The first email was sent in 1971, the first text message in 1992, and people sharing their thoughts have not paused since. Those novelties are now commonplace to virtually everyone, including physicians and other health care providers communicating about patients—and sometimes about adverse events. Because they are ubiquitous and seemingly ethereal, it’s easy—especially for less-experienced physicians—to forget that emails and (some) texts are part of the medical record, including some messages that could one day be excerpted and projected during a medical malpractice trial.
In the investigation of a medical professional liability (MPL) claim or lawsuit, emails or texts sent to a colleague, or the patient, may be subject to legal discovery. And if a colleague who was also involved in that patient’s care responded in a way that the plaintiff considers relevant, that colleague can be called as a witness or added to the case.
Even when a message does not directly reference substandard care, it can raise questions about professionalism, discrimination, chronic problems (“that’s the third time this month”) and other red flags. Of course, cringeworthy comments about a patient or colleague or equipment can render otherwise defensible MPL cases indefensible. But what most health care professionals need to be most wary of are more ambiguous comments that could be interpreted as damning by jurors pointed in that direction by a plaintiff’s attorney. Perception trumps intent.
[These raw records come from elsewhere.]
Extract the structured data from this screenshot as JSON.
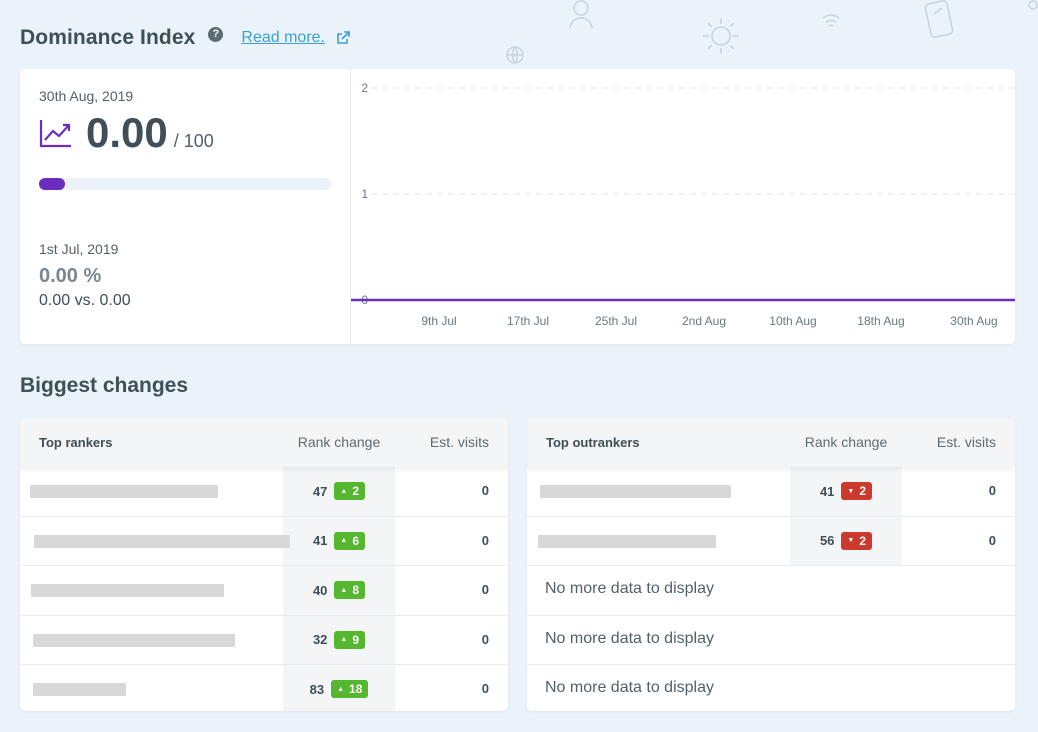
{
  "header": {
    "title": "Dominance Index",
    "help_icon_glyph": "?",
    "read_more": "Read more."
  },
  "dominance": {
    "current_date": "30th Aug, 2019",
    "score": "0.00",
    "score_max": "/ 100",
    "progress_fraction": 0.09,
    "compare_date": "1st Jul, 2019",
    "change_percent": "0.00 %",
    "comparison": "0.00 vs. 0.00"
  },
  "chart_data": {
    "type": "line",
    "x": [
      "9th Jul",
      "17th Jul",
      "25th Jul",
      "2nd Aug",
      "10th Aug",
      "18th Aug",
      "30th Aug"
    ],
    "yticks": [
      "0",
      "1",
      "2"
    ],
    "ylim": [
      0,
      2
    ],
    "series": [
      {
        "values": [
          0,
          0,
          0,
          0,
          0,
          0,
          0
        ],
        "color": "#6a2dbf"
      }
    ],
    "grid": true
  },
  "biggest_changes": {
    "title": "Biggest changes",
    "top_rankers": {
      "header": "Top rankers",
      "rank_header": "Rank change",
      "visits_header": "Est. visits",
      "rows": [
        {
          "rank": "47",
          "change": "2",
          "direction": "up",
          "visits": "0"
        },
        {
          "rank": "41",
          "change": "6",
          "direction": "up",
          "visits": "0"
        },
        {
          "rank": "40",
          "change": "8",
          "direction": "up",
          "visits": "0"
        },
        {
          "rank": "32",
          "change": "9",
          "direction": "up",
          "visits": "0"
        },
        {
          "rank": "83",
          "change": "18",
          "direction": "up",
          "visits": "0"
        }
      ]
    },
    "top_outrankers": {
      "header": "Top outrankers",
      "rank_header": "Rank change",
      "visits_header": "Est. visits",
      "rows": [
        {
          "rank": "41",
          "change": "2",
          "direction": "down",
          "visits": "0"
        },
        {
          "rank": "56",
          "change": "2",
          "direction": "down",
          "visits": "0"
        }
      ],
      "empty_rows": [
        "No more data to display",
        "No more data to display",
        "No more data to display"
      ]
    }
  },
  "colors": {
    "accent": "#6a2dbf",
    "link": "#3a9fd8",
    "badge_up": "#55b630",
    "badge_down": "#cc3a2e"
  }
}
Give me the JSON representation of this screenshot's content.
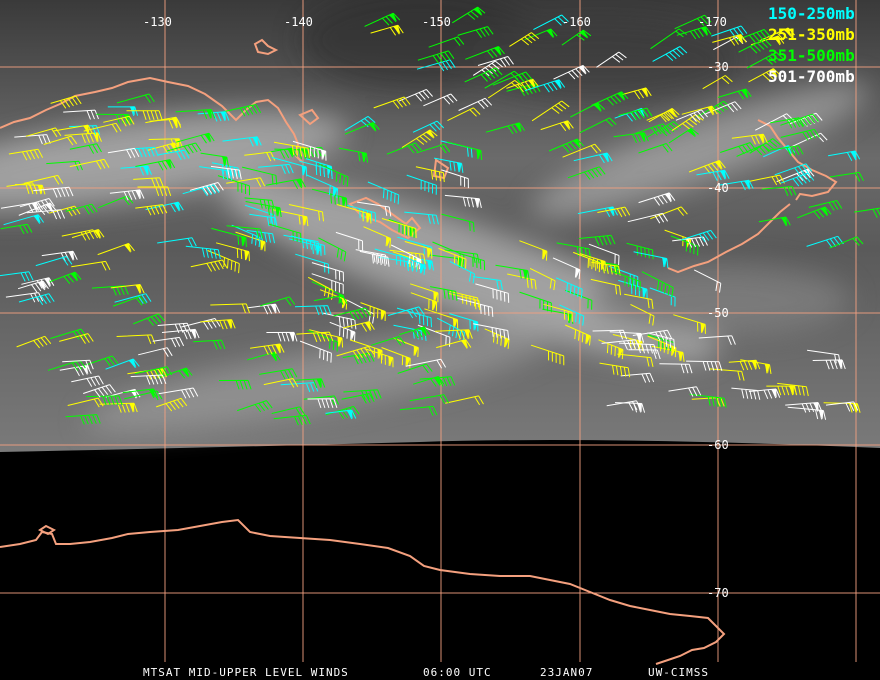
{
  "title_bar": {
    "product": "MTSAT MID-UPPER LEVEL WINDS",
    "time": "06:00 UTC",
    "date": "23JAN07",
    "credit": "UW-CIMSS"
  },
  "longitude_labels": [
    "-130",
    "-140",
    "-150",
    "-160",
    "-170"
  ],
  "latitude_labels": [
    "-30",
    "-40",
    "-50",
    "-60",
    "-70"
  ],
  "legend": [
    {
      "label": "150-250mb",
      "color": "#00ffff"
    },
    {
      "label": "251-350mb",
      "color": "#ffff00"
    },
    {
      "label": "351-500mb",
      "color": "#00ff00"
    },
    {
      "label": "501-700mb",
      "color": "#ffffff"
    }
  ],
  "colors": {
    "grid": "#f2a080",
    "coastline": "#f4a07e",
    "background": "#000000"
  }
}
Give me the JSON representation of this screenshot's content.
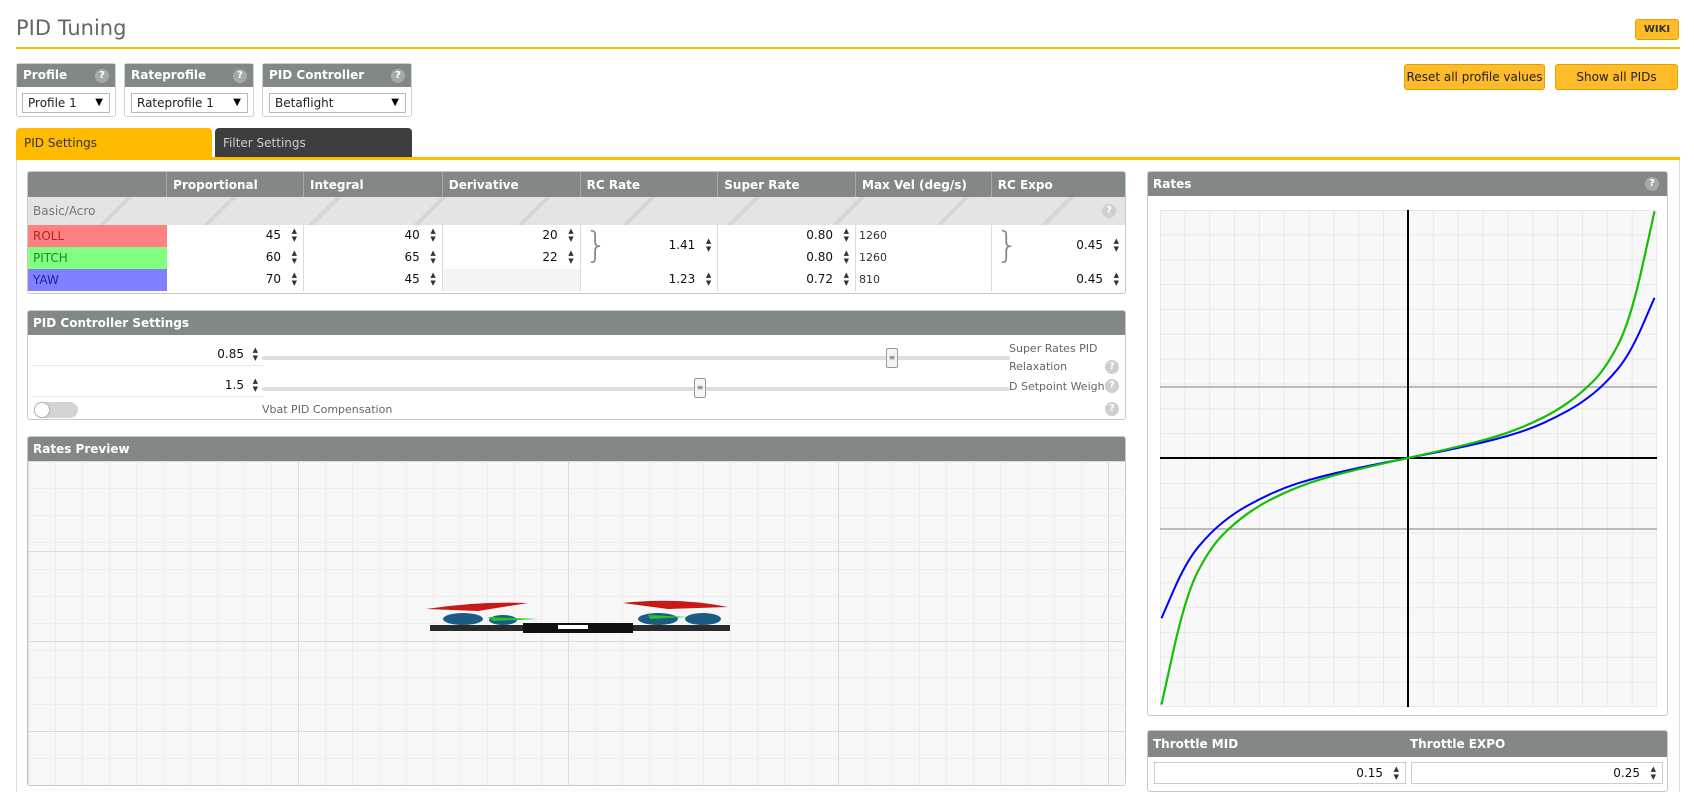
{
  "header": {
    "title": "PID Tuning",
    "wiki_label": "WIKI"
  },
  "selectors": {
    "profile": {
      "label": "Profile",
      "value": "Profile 1"
    },
    "rateprofile": {
      "label": "Rateprofile",
      "value": "Rateprofile 1"
    },
    "pid_controller": {
      "label": "PID Controller",
      "value": "Betaflight"
    }
  },
  "actions": {
    "reset_label": "Reset all profile values",
    "show_pids_label": "Show all PIDs"
  },
  "tabs": [
    {
      "label": "PID Settings",
      "active": true
    },
    {
      "label": "Filter Settings",
      "active": false
    }
  ],
  "pid_table": {
    "columns": [
      "",
      "Proportional",
      "Integral",
      "Derivative",
      "RC Rate",
      "Super Rate",
      "Max Vel (deg/s)",
      "RC Expo"
    ],
    "group_label": "Basic/Acro",
    "rows": [
      {
        "label": "ROLL",
        "color": "#ff8080",
        "p": "45",
        "i": "40",
        "d": "20",
        "rc_rate": "1.41",
        "super_rate": "0.80",
        "max_vel": "1260",
        "rc_expo": "0.45"
      },
      {
        "label": "PITCH",
        "color": "#80ff80",
        "p": "60",
        "i": "65",
        "d": "22",
        "rc_rate": "",
        "super_rate": "0.80",
        "max_vel": "1260",
        "rc_expo": ""
      },
      {
        "label": "YAW",
        "color": "#8080ff",
        "p": "70",
        "i": "45",
        "d": "",
        "rc_rate": "1.23",
        "super_rate": "0.72",
        "max_vel": "810",
        "rc_expo": "0.45"
      }
    ]
  },
  "controller_settings": {
    "title": "PID Controller Settings",
    "relaxation": {
      "value": "0.85",
      "label": "Super Rates PID Relaxation",
      "level": 0.85
    },
    "setpoint": {
      "value": "1.5",
      "label": "D Setpoint Weight",
      "level": 0.58
    },
    "vbat_label": "Vbat PID Compensation",
    "vbat_enabled": false
  },
  "rates_preview": {
    "title": "Rates Preview"
  },
  "rates_chart": {
    "title": "Rates",
    "series_colors": {
      "roll": "#ff0000",
      "pitch": "#00cc00",
      "yaw": "#0000ff"
    }
  },
  "throttle": {
    "mid_label": "Throttle MID",
    "mid_value": "0.15",
    "expo_label": "Throttle EXPO",
    "expo_value": "0.25"
  },
  "chart_data": {
    "type": "line",
    "title": "Rates",
    "xlabel": "",
    "ylabel": "",
    "x": [
      -1.0,
      -0.9,
      -0.8,
      -0.7,
      -0.6,
      -0.5,
      -0.4,
      -0.3,
      -0.2,
      -0.1,
      0.0,
      0.1,
      0.2,
      0.3,
      0.4,
      0.5,
      0.6,
      0.7,
      0.8,
      0.9,
      1.0
    ],
    "series": [
      {
        "values": [
          -1.0,
          -0.55,
          -0.36,
          -0.26,
          -0.19,
          -0.14,
          -0.1,
          -0.07,
          -0.045,
          -0.022,
          0.0,
          0.022,
          0.045,
          0.07,
          0.1,
          0.14,
          0.19,
          0.26,
          0.36,
          0.55,
          1.0
        ]
      },
      {
        "values": [
          -1.0,
          -0.55,
          -0.36,
          -0.26,
          -0.19,
          -0.14,
          -0.1,
          -0.07,
          -0.045,
          -0.022,
          0.0,
          0.022,
          0.045,
          0.07,
          0.1,
          0.14,
          0.19,
          0.26,
          0.36,
          0.55,
          1.0
        ]
      },
      {
        "values": [
          -0.65,
          -0.42,
          -0.3,
          -0.22,
          -0.165,
          -0.12,
          -0.088,
          -0.062,
          -0.04,
          -0.02,
          0.0,
          0.02,
          0.04,
          0.062,
          0.088,
          0.12,
          0.165,
          0.22,
          0.3,
          0.42,
          0.65
        ]
      }
    ]
  }
}
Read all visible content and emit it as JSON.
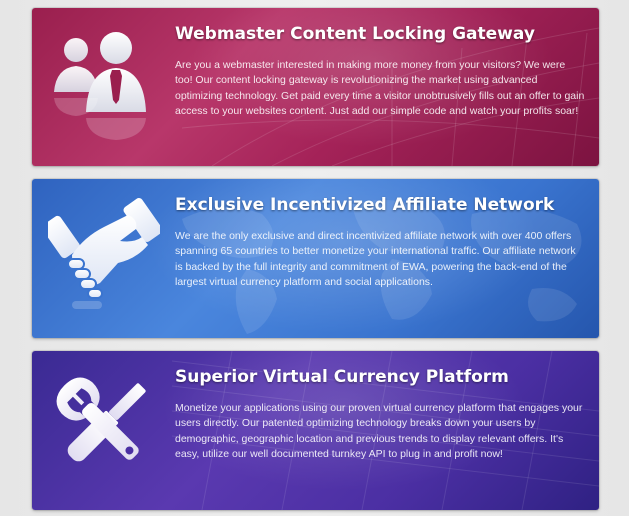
{
  "features": [
    {
      "title": "Webmaster Content Locking Gateway",
      "description": "Are you a webmaster interested in making more money from your visitors? We were too! Our content locking gateway is revolutionizing the market using advanced optimizing technology. Get paid every time a visitor unobtrusively fills out an offer to gain access to your websites content. Just add our simple code and watch your profits soar!",
      "icon": "users-icon",
      "color": "#a42258"
    },
    {
      "title": "Exclusive Incentivized Affiliate Network",
      "description": "We are the only exclusive and direct incentivized affiliate network with over 400 offers spanning 65 countries to better monetize your international traffic. Our affiliate network is backed by the full integrity and commitment of EWA, powering the back-end of the largest virtual currency platform and social applications.",
      "icon": "handshake-icon",
      "color": "#3a74cf"
    },
    {
      "title": "Superior Virtual Currency Platform",
      "description": "Monetize your applications using our proven virtual currency platform that engages your users directly. Our patented optimizing technology breaks down your users by demographic, geographic location and previous trends to display relevant offers. It's easy, utilize our well documented turnkey API to plug in and profit now!",
      "icon": "tools-icon",
      "color": "#4b2fa3"
    }
  ]
}
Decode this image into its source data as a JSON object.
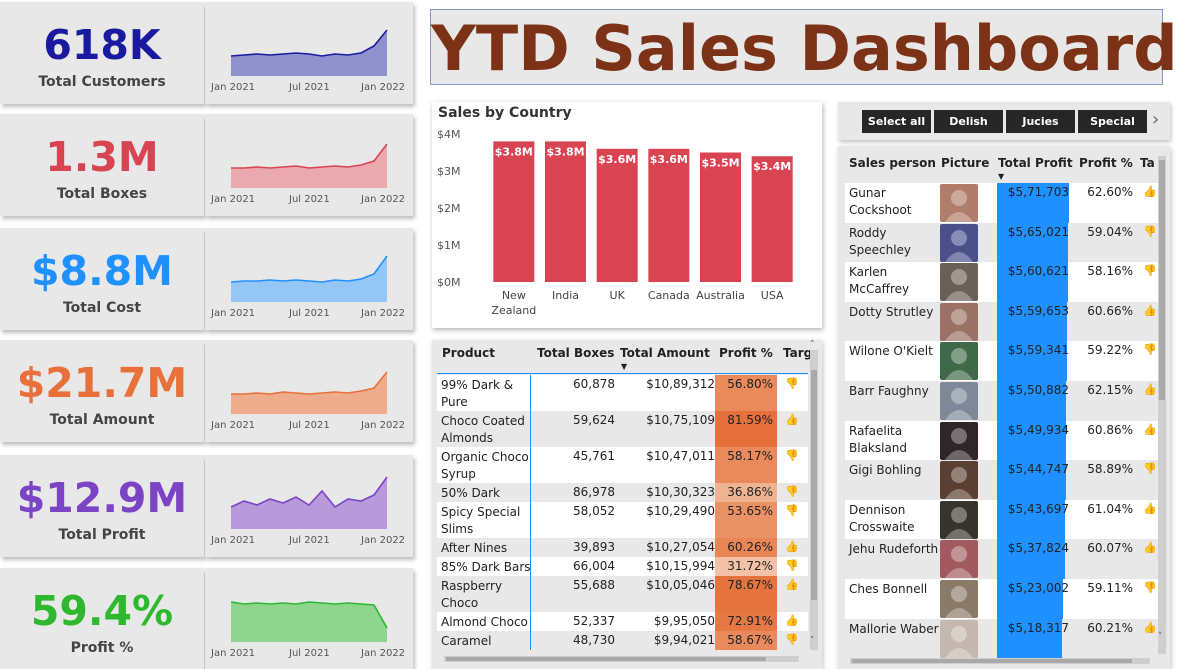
{
  "title": "YTD Sales Dashboard",
  "colors": {
    "customers": "#1a1aa0",
    "boxes": "#d94452",
    "cost": "#1e90ff",
    "amount": "#e8703a",
    "profit": "#7b44c4",
    "profit_pct": "#2eb82e",
    "country_bar": "#d94452",
    "title": "#7b3217",
    "profit_bar": "#1e90ff"
  },
  "kpis": [
    {
      "value": "618K",
      "label": "Total Customers",
      "color": "#1a1aa0",
      "fill": "#8f92cc",
      "spark": [
        20,
        21,
        22,
        21,
        22,
        23,
        22,
        20,
        22,
        21,
        23,
        30,
        46
      ]
    },
    {
      "value": "1.3M",
      "label": "Total Boxes",
      "color": "#d94452",
      "fill": "#e9a9ae",
      "spark": [
        20,
        20,
        21,
        20,
        21,
        22,
        20,
        21,
        22,
        21,
        23,
        27,
        44
      ]
    },
    {
      "value": "$8.8M",
      "label": "Total Cost",
      "color": "#1e90ff",
      "fill": "#94c6f6",
      "spark": [
        20,
        21,
        21,
        22,
        21,
        22,
        21,
        20,
        22,
        21,
        23,
        28,
        46
      ]
    },
    {
      "value": "$21.7M",
      "label": "Total Amount",
      "color": "#e8703a",
      "fill": "#efac8d",
      "spark": [
        20,
        20,
        21,
        20,
        22,
        21,
        20,
        21,
        22,
        21,
        23,
        26,
        42
      ]
    },
    {
      "value": "$12.9M",
      "label": "Total Profit",
      "color": "#7b44c4",
      "fill": "#b69ad9",
      "spark": [
        22,
        28,
        24,
        30,
        26,
        32,
        24,
        38,
        22,
        30,
        28,
        34,
        52
      ]
    },
    {
      "value": "59.4%",
      "label": "Profit %",
      "color": "#2eb82e",
      "fill": "#8fd48f",
      "spark": [
        40,
        38,
        39,
        38,
        39,
        38,
        40,
        39,
        38,
        39,
        38,
        37,
        14
      ]
    }
  ],
  "spark_axis": {
    "left": "Jan 2021",
    "mid": "Jul 2021",
    "right": "Jan 2022"
  },
  "country_chart_title": "Sales by Country",
  "chart_data": {
    "type": "bar",
    "title": "Sales by Country",
    "categories": [
      "New Zealand",
      "India",
      "UK",
      "Canada",
      "Australia",
      "USA"
    ],
    "category_labels": [
      [
        "New",
        "Zealand"
      ],
      [
        "India"
      ],
      [
        "UK"
      ],
      [
        "Canada"
      ],
      [
        "Australia"
      ],
      [
        "USA"
      ]
    ],
    "values": [
      3.8,
      3.8,
      3.6,
      3.6,
      3.5,
      3.4
    ],
    "data_labels": [
      "$3.8M",
      "$3.8M",
      "$3.6M",
      "$3.6M",
      "$3.5M",
      "$3.4M"
    ],
    "yticks": [
      "$0M",
      "$1M",
      "$2M",
      "$3M",
      "$4M"
    ],
    "ylim": [
      0,
      4
    ],
    "xlabel": "",
    "ylabel": "",
    "grid": false
  },
  "slicer": {
    "items": [
      "Select all",
      "Delish",
      "Jucies",
      "Special"
    ],
    "arrow": "›"
  },
  "product_table": {
    "headers": [
      "Product",
      "Total Boxes",
      "Total Amount",
      "Profit %",
      "Targ"
    ],
    "rows": [
      {
        "product": "99% Dark & Pure",
        "boxes": "60,878",
        "amount": "$10,89,312",
        "profit": "56.80%",
        "shade": "#ea8a5c",
        "target": "👎"
      },
      {
        "product": "Choco Coated Almonds",
        "boxes": "59,624",
        "amount": "$10,75,109",
        "profit": "81.59%",
        "shade": "#e5703b",
        "target": "👍"
      },
      {
        "product": "Organic Choco Syrup",
        "boxes": "45,761",
        "amount": "$10,47,011",
        "profit": "58.17%",
        "shade": "#ea8a5c",
        "target": "👎"
      },
      {
        "product": "50% Dark Bites",
        "boxes": "86,978",
        "amount": "$10,30,323",
        "profit": "36.86%",
        "shade": "#f0b392",
        "target": "👎"
      },
      {
        "product": "Spicy Special Slims",
        "boxes": "58,052",
        "amount": "$10,29,490",
        "profit": "53.65%",
        "shade": "#eb9166",
        "target": "👎"
      },
      {
        "product": "After Nines",
        "boxes": "39,893",
        "amount": "$10,27,054",
        "profit": "60.26%",
        "shade": "#e98656",
        "target": "👍"
      },
      {
        "product": "85% Dark Bars",
        "boxes": "66,004",
        "amount": "$10,15,994",
        "profit": "31.72%",
        "shade": "#f3c2a6",
        "target": "👎"
      },
      {
        "product": "Raspberry Choco",
        "boxes": "55,688",
        "amount": "$10,05,046",
        "profit": "78.67%",
        "shade": "#e5733e",
        "target": "👍"
      },
      {
        "product": "Almond Choco",
        "boxes": "52,337",
        "amount": "$9,95,050",
        "profit": "72.91%",
        "shade": "#e67845",
        "target": "👍"
      },
      {
        "product": "Caramel",
        "boxes": "48,730",
        "amount": "$9,94,021",
        "profit": "58.67%",
        "shade": "#ea8a5c",
        "target": "👎"
      }
    ]
  },
  "person_table": {
    "headers": [
      "Sales person",
      "Picture",
      "Total Profit",
      "Profit %",
      "Ta"
    ],
    "rows": [
      {
        "name": "Gunar Cockshoot",
        "profit": "$5,71,703",
        "profit_value": 571703,
        "pct": "62.60%",
        "target": "👍",
        "avatar": "#b07d6a"
      },
      {
        "name": "Roddy Speechley",
        "profit": "$5,65,021",
        "profit_value": 565021,
        "pct": "59.04%",
        "target": "👎",
        "avatar": "#4b4f8a"
      },
      {
        "name": "Karlen McCaffrey",
        "profit": "$5,60,621",
        "profit_value": 560621,
        "pct": "58.16%",
        "target": "👎",
        "avatar": "#6b6058"
      },
      {
        "name": "Dotty Strutley",
        "profit": "$5,59,653",
        "profit_value": 559653,
        "pct": "60.66%",
        "target": "👍",
        "avatar": "#9a7164"
      },
      {
        "name": "Wilone O'Kielt",
        "profit": "$5,59,341",
        "profit_value": 559341,
        "pct": "59.22%",
        "target": "👎",
        "avatar": "#3f6a4a"
      },
      {
        "name": "Barr Faughny",
        "profit": "$5,50,882",
        "profit_value": 550882,
        "pct": "62.15%",
        "target": "👍",
        "avatar": "#7e8896"
      },
      {
        "name": "Rafaelita Blaksland",
        "profit": "$5,49,934",
        "profit_value": 549934,
        "pct": "60.86%",
        "target": "👍",
        "avatar": "#2e2629"
      },
      {
        "name": "Gigi Bohling",
        "profit": "$5,44,747",
        "profit_value": 544747,
        "pct": "58.89%",
        "target": "👎",
        "avatar": "#5a3f33"
      },
      {
        "name": "Dennison Crosswaite",
        "profit": "$5,43,697",
        "profit_value": 543697,
        "pct": "61.04%",
        "target": "👍",
        "avatar": "#37342d"
      },
      {
        "name": "Jehu Rudeforth",
        "profit": "$5,37,824",
        "profit_value": 537824,
        "pct": "60.07%",
        "target": "👍",
        "avatar": "#a25a60"
      },
      {
        "name": "Ches Bonnell",
        "profit": "$5,23,002",
        "profit_value": 523002,
        "pct": "59.11%",
        "target": "👎",
        "avatar": "#8a7a68"
      },
      {
        "name": "Mallorie Waber",
        "profit": "$5,18,317",
        "profit_value": 518317,
        "pct": "60.21%",
        "target": "👍",
        "avatar": "#c4b8b0"
      }
    ]
  }
}
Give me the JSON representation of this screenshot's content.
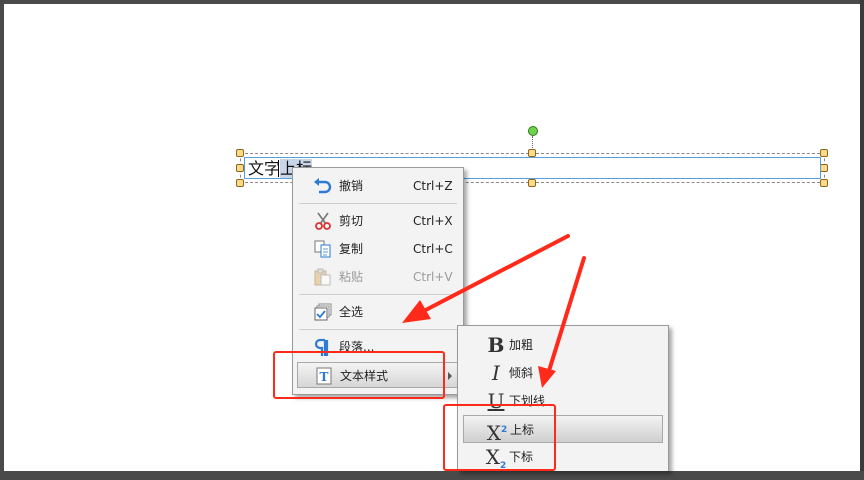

An MPL proverb, “If it wasn’t documented, it wasn’t done,” speaks to the need for appropriate documentation of the patient’s care. Today it is equally fair to say that, if it was texted or emailed without thinking about how a third party might interpret it, then it should not have been sent. Indeed clinicians should assume that anything they write (with fingers or thumbs) about a patient will be read, and may be read in an unconsidered context.
Tips to Minimize Liability When Texting and Emailing About Patients
Against the backdrop of all patient encounters—and all patient-related communication—MPL cases are rare. Ruing a couple of prickly texts from three years ago probably isn’t worthwhile. But thinking about potential consequences of what you say in your email or text from today forward, could save you unnecessary hassles.
Advice is only helpful if we can recall it when most needed. If you’re sending a text in a fit of annoyance, under the stress of too much juggling, in the distraught aftermath of an adverse event, it is unlikely you will have a list of tips at hand or in mind. Making tips a habit is a good start, but perhaps forcing yourself to pause every time before you hit SEND, and consider how your words will look projected in a courtroom, is the best way to finish.